From the foregoing, it will be seen that the switch beams A and B are free to swing upon anti-friction bearing means and that the spacing struts and support shackles are omni-directional at their ball and socket joints, all of which is conducive to complete freedom of the switch beams when released by the gate G. To this end, a motor powered actuator M1 positions the switch beams A and B while a motor powered actuator M2 retracts and replaces the gate G. As shown, the actuators M1 and M2 are mounted to the header H, actuator M1 on a horizontal transverse axis and with a screw engageable through a nut pivoted to one switch beam to shift the two connected switch beams between the operative positions as shown in FIGS. 1 and 2; and actuator M2 on a reclined upwardly and rearwardly disposed axes to shift the gate G. The actuators M1 and M2 have recirculating ball bearings (not shown) engageable with screw members driven through universal joints 45 (see FIG. 10), operation of actuator M1 to either position being dependent upon operation of actuator M2 to the retract position, and operation of actuator M2 to the replacement positioning of gate G being dependent upon operation of actuator M1 into an alignment condition of either switch beam with the continuing track 12. To this end, limit switches control switch beams A and B by detecting the aforementioned positions and/or conditions of and thereby determine operation of the said actuators.

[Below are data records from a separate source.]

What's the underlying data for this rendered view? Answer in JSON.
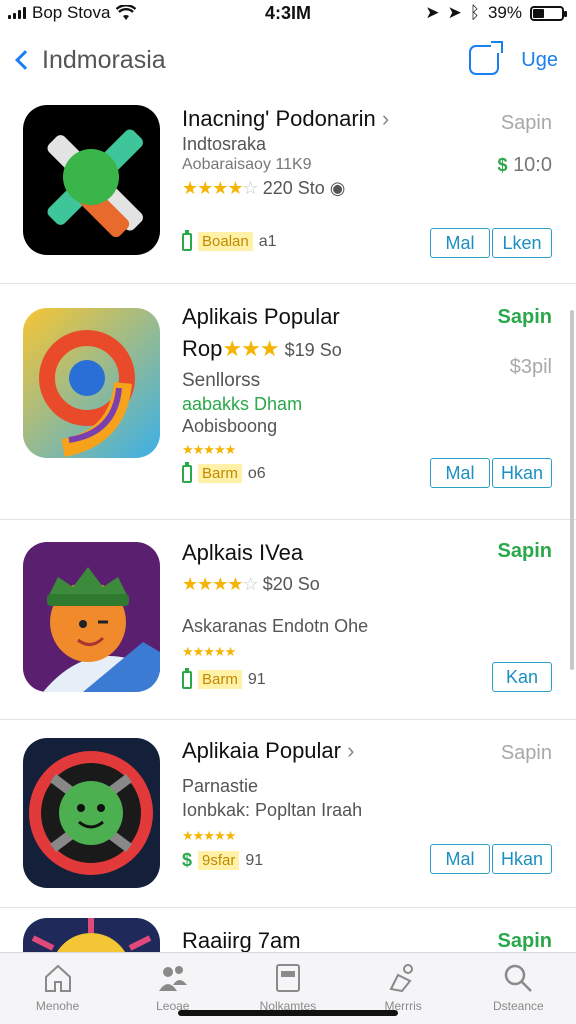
{
  "status": {
    "carrier": "Bop Stova",
    "time": "4:3IM",
    "battery": "39%",
    "battery_level": 0.39
  },
  "nav": {
    "back_label": "Indmorasia",
    "action_label": "Uge"
  },
  "rows": [
    {
      "title": "Inacning' Podonarin",
      "title_suffix": "›",
      "sub1": "Indtosraka",
      "sub2": "Aobaraisaoy 11K9",
      "rating_text": "220 Sto",
      "badge_text": "Boalan",
      "badge_num": "a1",
      "price": "Sapin",
      "price2": "10:0",
      "btn1": "Mal",
      "btn2": "Lken",
      "icon": "x-shape-icon",
      "rating": 4
    },
    {
      "title": "Aplikais Popular",
      "title2": "Rop",
      "price_inline": "$19 So",
      "sub1": "Senllorss",
      "sub2": "aabakks Dham",
      "sub3": "Aobisboong",
      "badge_text": "Barm",
      "badge_num": "o6",
      "price": "Sapin",
      "price2": "$3pil",
      "btn1": "Mal",
      "btn2": "Hkan",
      "icon": "number-nine-icon",
      "rating": 3.5
    },
    {
      "title": "Aplkais IVea",
      "rating_text": "$20 So",
      "sub1": "Askaranas Endotn Ohe",
      "badge_text": "Barm",
      "badge_num": "91",
      "price": "Sapin",
      "btn2": "Kan",
      "icon": "helmet-character-icon",
      "rating": 4.5
    },
    {
      "title": "Aplikaia Popular",
      "title_suffix": "›",
      "sub1": "Parnastie",
      "sub2": "Ionbkak: Popltan Iraah",
      "badge_text": "9sfar",
      "badge_num": "91",
      "price": "Sapin",
      "btn1": "Mal",
      "btn2": "Hkan",
      "icon": "green-virus-icon",
      "rating": 5
    },
    {
      "title": "Raaiirg 7am",
      "price": "Sapin",
      "icon": "sun-creature-icon"
    }
  ],
  "tabs": [
    {
      "label": "Menohe",
      "icon": "home-icon"
    },
    {
      "label": "Leoae",
      "icon": "people-icon"
    },
    {
      "label": "Nolkamtes",
      "icon": "document-icon"
    },
    {
      "label": "Merrris",
      "icon": "pin-icon"
    },
    {
      "label": "Dsteance",
      "icon": "search-icon"
    }
  ]
}
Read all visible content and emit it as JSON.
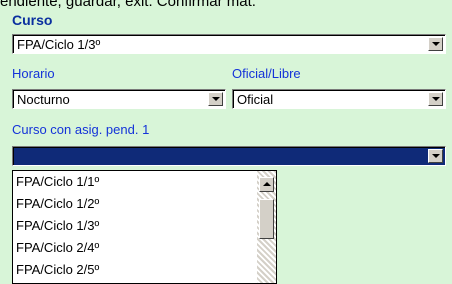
{
  "top_text": "endiente, guardar, exit. Confirmar mat.",
  "form": {
    "curso": {
      "label": "Curso",
      "value": "FPA/Ciclo 1/3º"
    },
    "horario": {
      "label": "Horario",
      "value": "Nocturno"
    },
    "oficial_libre": {
      "label": "Oficial/Libre",
      "value": "Oficial"
    },
    "curso_asig_pend": {
      "label": "Curso con asig. pend. 1",
      "value": "",
      "options": [
        "FPA/Ciclo 1/1º",
        "FPA/Ciclo 1/2º",
        "FPA/Ciclo 1/3º",
        "FPA/Ciclo 2/4º",
        "FPA/Ciclo 2/5º"
      ]
    }
  },
  "icons": {
    "dropdown_arrow": "chevron-down-icon",
    "scroll_up": "scroll-up-icon"
  },
  "colors": {
    "background": "#d8f5d8",
    "label_blue": "#1433d9",
    "selection": "#0f2a78"
  }
}
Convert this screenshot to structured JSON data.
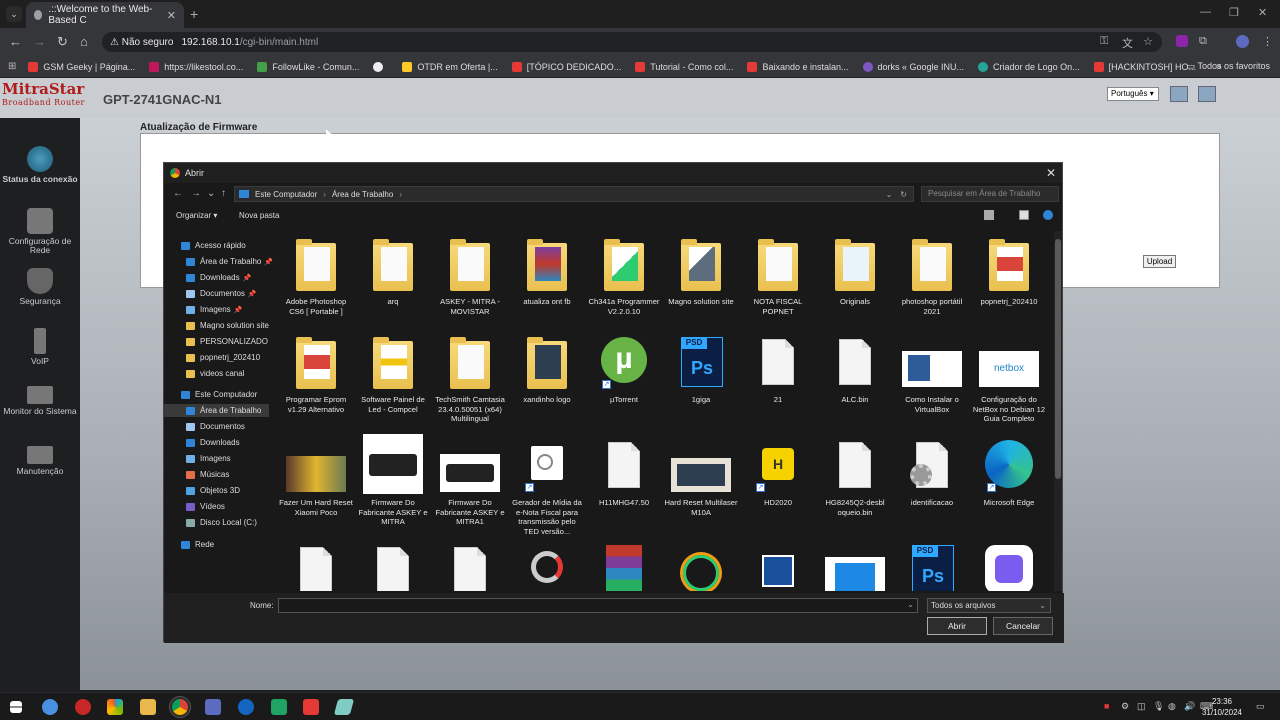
{
  "browser": {
    "tab_title": ".::Welcome to the Web-Based C",
    "security_label": "Não seguro",
    "url_host": "192.168.10.1",
    "url_path": "/cgi-bin/main.html",
    "bookmarks": [
      {
        "label": "GSM Geeky | Página...",
        "color": "#e53935"
      },
      {
        "label": "https://likestool.co...",
        "color": "#c2185b"
      },
      {
        "label": "FollowLike - Comun...",
        "color": "#43a047"
      },
      {
        "label": "",
        "color": "#eeeeee"
      },
      {
        "label": "OTDR em Oferta |...",
        "color": "#ffca28"
      },
      {
        "label": "[TÓPICO DEDICADO...",
        "color": "#e53935"
      },
      {
        "label": "Tutorial - Como col...",
        "color": "#e53935"
      },
      {
        "label": "Baixando e instalan...",
        "color": "#e53935"
      },
      {
        "label": "dorks « Google INU...",
        "color": "#7e57c2"
      },
      {
        "label": "Criador de Logo On...",
        "color": "#26a69a"
      },
      {
        "label": "[HACKINTOSH] HO...",
        "color": "#e53935"
      }
    ],
    "all_bookmarks": "Todos os favoritos"
  },
  "router": {
    "logo_main": "MitraStar",
    "logo_sub": "Broadband Router",
    "model": "GPT-2741GNAC-N1",
    "language": "Português",
    "page_title": "Atualização de Firmware",
    "upload_label": "Upload",
    "sidebar": [
      {
        "label": "Status da conexão",
        "icon": "globe-icon"
      },
      {
        "label": "Configuração de Rede",
        "icon": "gears-icon"
      },
      {
        "label": "Segurança",
        "icon": "shield-icon"
      },
      {
        "label": "VoIP",
        "icon": "phone-icon"
      },
      {
        "label": "Monitor do Sistema",
        "icon": "monitor-icon"
      },
      {
        "label": "Manutenção",
        "icon": "wrench-icon"
      }
    ]
  },
  "dialog": {
    "title": "Abrir",
    "breadcrumb": [
      "Este Computador",
      "Área de Trabalho"
    ],
    "search_placeholder": "Pesquisar em Área de Trabalho",
    "organize": "Organizar",
    "new_folder": "Nova pasta",
    "tree": [
      {
        "label": "Acesso rápido",
        "pinned": false
      },
      {
        "label": "Área de Trabalho",
        "pinned": true
      },
      {
        "label": "Downloads",
        "pinned": true
      },
      {
        "label": "Documentos",
        "pinned": true
      },
      {
        "label": "Imagens",
        "pinned": true
      },
      {
        "label": "Magno solution site",
        "pinned": false
      },
      {
        "label": "PERSONALIZADO",
        "pinned": false
      },
      {
        "label": "popnetrj_202410",
        "pinned": false
      },
      {
        "label": "videos canal",
        "pinned": false
      },
      {
        "label": "Este Computador",
        "pinned": false
      },
      {
        "label": "Área de Trabalho",
        "pinned": false
      },
      {
        "label": "Documentos",
        "pinned": false
      },
      {
        "label": "Downloads",
        "pinned": false
      },
      {
        "label": "Imagens",
        "pinned": false
      },
      {
        "label": "Músicas",
        "pinned": false
      },
      {
        "label": "Objetos 3D",
        "pinned": false
      },
      {
        "label": "Vídeos",
        "pinned": false
      },
      {
        "label": "Disco Local (C:)",
        "pinned": false
      },
      {
        "label": "Rede",
        "pinned": false
      }
    ],
    "files": [
      {
        "label": "Adobe Photoshop CS6 [ Portable ]",
        "kind": "folder"
      },
      {
        "label": "arq",
        "kind": "folder"
      },
      {
        "label": "ASKEY - MITRA - MOVISTAR",
        "kind": "folder"
      },
      {
        "label": "atualiza ont fb",
        "kind": "folder"
      },
      {
        "label": "Ch341a Programmer V2.2.0.10",
        "kind": "folder"
      },
      {
        "label": "Magno solution site",
        "kind": "folder"
      },
      {
        "label": "NOTA FISCAL POPNET",
        "kind": "folder"
      },
      {
        "label": "Originals",
        "kind": "folder"
      },
      {
        "label": "photoshop portátil 2021",
        "kind": "folder"
      },
      {
        "label": "popnetrj_202410",
        "kind": "folder"
      },
      {
        "label": "Programar Eprom v1.29 Alternativo",
        "kind": "folder"
      },
      {
        "label": "Software Painel de Led - Compcel",
        "kind": "folder"
      },
      {
        "label": "TechSmith Camtasia 23.4.0.50051 (x64) Multilingual",
        "kind": "folder"
      },
      {
        "label": "xandinho logo",
        "kind": "folder"
      },
      {
        "label": "µTorrent",
        "kind": "utorrent"
      },
      {
        "label": "1giga",
        "kind": "psd"
      },
      {
        "label": "21",
        "kind": "doc"
      },
      {
        "label": "ALC.bin",
        "kind": "doc"
      },
      {
        "label": "Como Instalar o VirtualBox",
        "kind": "image"
      },
      {
        "label": "Configuração do NetBox no Debian 12 Guia Completo",
        "kind": "netbox"
      },
      {
        "label": "Fazer Um Hard Reset Xiaomi Poco",
        "kind": "image"
      },
      {
        "label": "Firmware Do Fabricante ASKEY e MITRA",
        "kind": "router"
      },
      {
        "label": "Firmware Do Fabricante ASKEY e MITRA1",
        "kind": "router"
      },
      {
        "label": "Gerador de Mídia da e-Nota Fiscal para transmissão pelo TED versão...",
        "kind": "app"
      },
      {
        "label": "H11MHG47.50",
        "kind": "doc"
      },
      {
        "label": "Hard Reset Multilaser M10A",
        "kind": "image"
      },
      {
        "label": "HD2020",
        "kind": "hd"
      },
      {
        "label": "HG8245Q2-desbl oqueio.bin",
        "kind": "doc"
      },
      {
        "label": "identificacao",
        "kind": "gear"
      },
      {
        "label": "Microsoft Edge",
        "kind": "edge"
      },
      {
        "label": "",
        "kind": "doc"
      },
      {
        "label": "",
        "kind": "doc"
      },
      {
        "label": "",
        "kind": "doc"
      },
      {
        "label": "",
        "kind": "app"
      },
      {
        "label": "",
        "kind": "winrar"
      },
      {
        "label": "",
        "kind": "app"
      },
      {
        "label": "",
        "kind": "app"
      },
      {
        "label": "",
        "kind": "image"
      },
      {
        "label": "",
        "kind": "psd"
      },
      {
        "label": "",
        "kind": "app"
      }
    ],
    "name_label": "Nome:",
    "file_type": "Todos os arquivos",
    "open_button": "Abrir",
    "cancel_button": "Cancelar"
  },
  "taskbar": {
    "time": "23:36",
    "date": "31/10/2024"
  }
}
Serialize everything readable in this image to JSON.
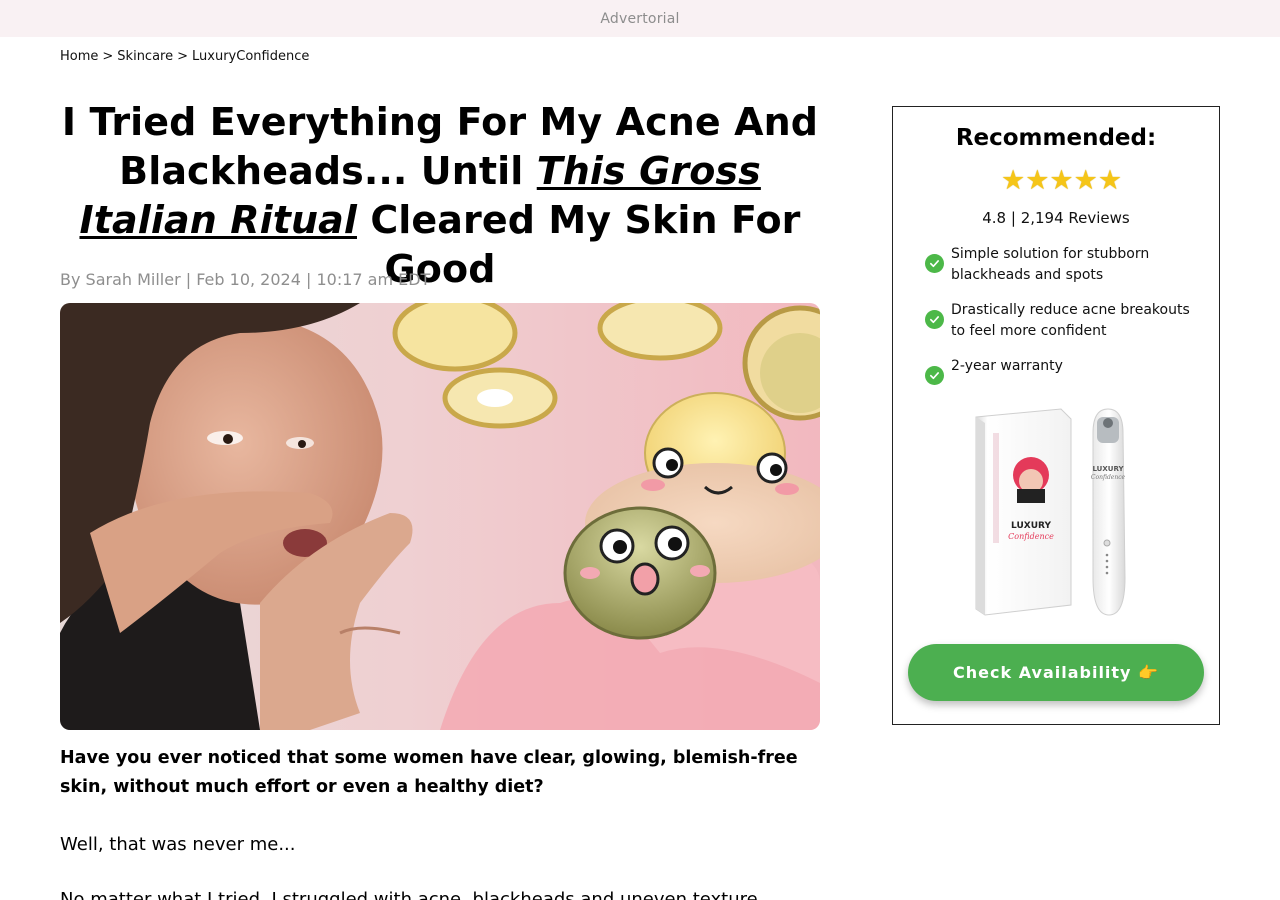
{
  "ad_bar": {
    "label": "Advertorial"
  },
  "breadcrumb": {
    "items": [
      "Home",
      "Skincare",
      "LuxuryConfidence"
    ],
    "separator": ">"
  },
  "article": {
    "headline_part1": "I Tried Everything For My Acne And Blackheads... Until ",
    "headline_emphasis": "This Gross Italian Ritual",
    "headline_part2": " Cleared My Skin For Good",
    "byline": "By Sarah Miller | Feb 10, 2024 | 10:17 am EDT",
    "lede": "Have you ever noticed that some women have clear, glowing, blemish-free skin, without much effort or even a healthy diet?",
    "paragraphs": [
      "Well, that was never me...",
      "No matter what I tried, I struggled with acne, blackheads and uneven texture."
    ]
  },
  "sidebar": {
    "title": "Recommended:",
    "stars": "★★★★★",
    "rating_text": "4.8 | 2,194 Reviews",
    "benefits": [
      "Simple solution for stubborn blackheads and spots",
      "Drastically reduce acne breakouts to feel more confident",
      "2-year warranty"
    ],
    "product_brand": "LUXURY",
    "product_subbrand": "Confidence",
    "cta_label": "Check Availability 👉"
  },
  "colors": {
    "ad_bar_bg": "#f9f1f3",
    "cta_green": "#4caf50",
    "check_green": "#4cb848",
    "star_gold": "#f5c518"
  }
}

Having described only a typical preferred form and application of my invention, I do not wish to be limited or restricted to the specific details herein set forth, but with to reserve to myself any modifications or variations that may appear to those skilled in the art.